  • Read an article about the creation of the Love Your Neighbor project in Tablet Magazine here.
  • Watch a webinar which features the Love Your Neighbor series, “Combating Antisemitism and Islamophobia with Multicultural Children’s Literature,” here
List #1: Standing Up For Each Other

This first list features stories of Jews and non-Jews standing up for each other, working out differences, and confronting prejudice.

List #2: Synagogues, Clergy, & Jewish Ritual

This second list features books for children and teens that take place in synagogues, that feature rabbis and other clergy, and that demonstrate a variety of Jewish rituals.

List #3: The  American Jewish Experience

This third list features books about Jewish life in the United States of America, from the earliest days to the present time.

List #4: Let’s Be Friends

This fourth list features stories of Jews and non-Jews enjoying each other’s company, sharing food, skills, support, and friendship.

List #5: Orthodox Jews

This fifth list features stories depicting Orthodox Jews.
Because some Orthodox Jews have a distinctive manner of dress, they are often easy targets for antisemitism. 

List #6: Passover

This sixth list features books about the eight-day springtime festival of Passover, a major Jewish holiday that is one of the most widely celebrated of the year.
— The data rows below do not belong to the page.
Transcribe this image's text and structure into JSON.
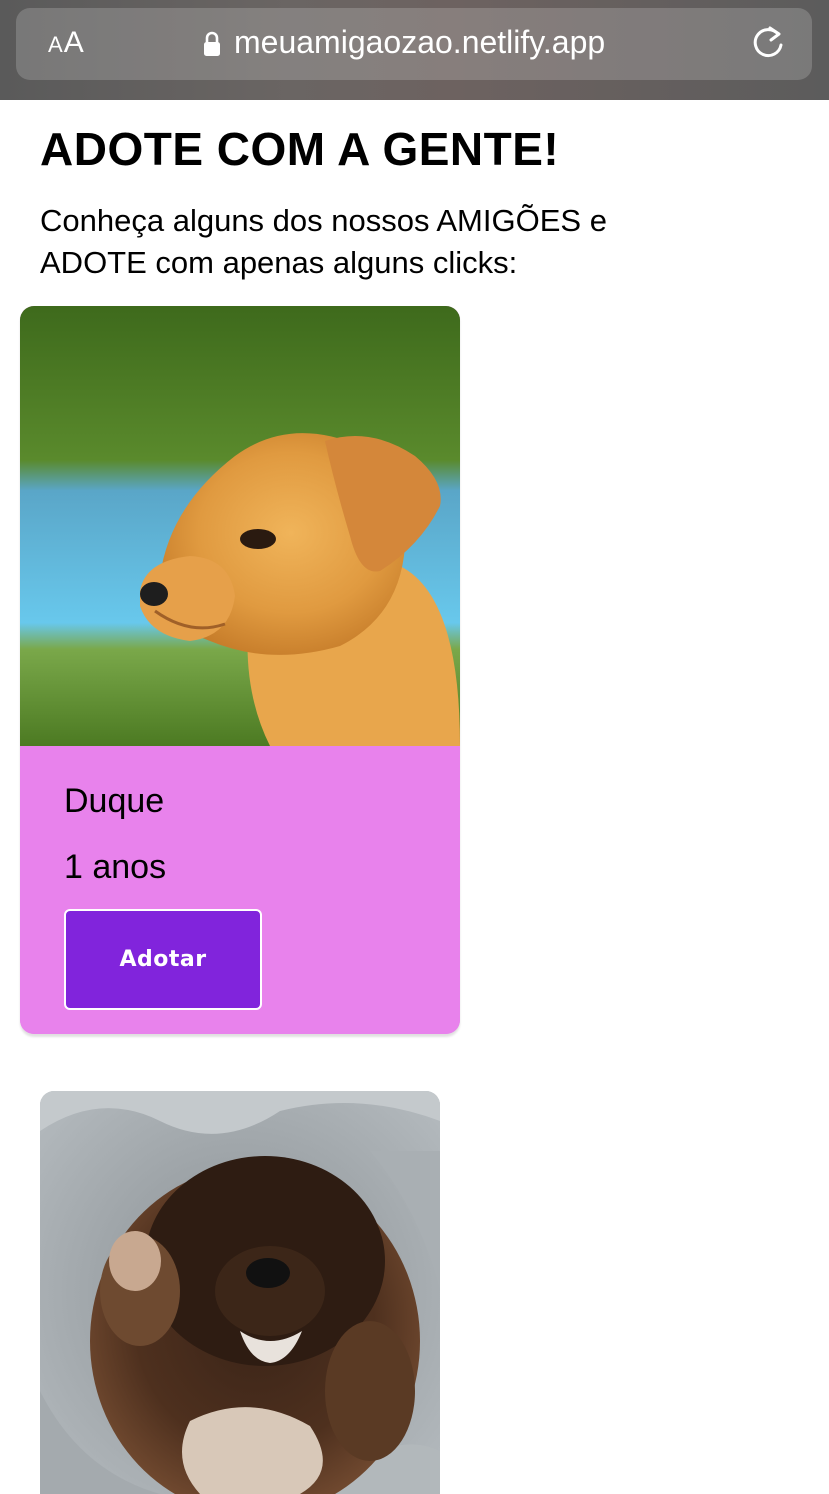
{
  "browser": {
    "text_size_small": "A",
    "text_size_big": "A",
    "url": "meuamigaozao.netlify.app",
    "icons": [
      "text-size-icon",
      "lock-icon",
      "reload-icon"
    ]
  },
  "page": {
    "title": "ADOTE COM A GENTE!",
    "subtitle": "Conheça alguns dos nossos AMIGÕES e ADOTE com apenas alguns clicks:"
  },
  "pets": [
    {
      "name": "Duque",
      "age": "1 anos",
      "button_label": "Adotar",
      "photo": "orange-puppy-photo"
    },
    {
      "photo": "sleeping-brown-puppy-photo"
    }
  ],
  "colors": {
    "card_background": "#e882ec",
    "button_background": "#8124dc",
    "button_border": "#ffffff"
  }
}
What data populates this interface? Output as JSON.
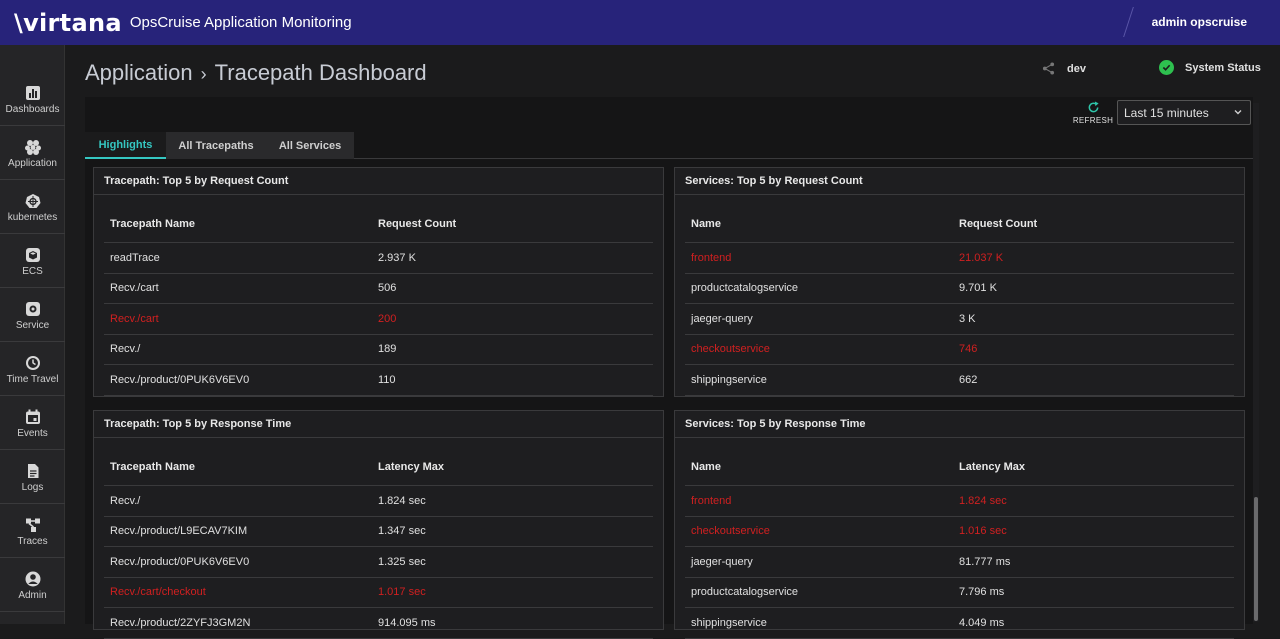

List #7: The Black Jewish Experience

This seventh list highlights the varied experiences of being both Black and Jewish.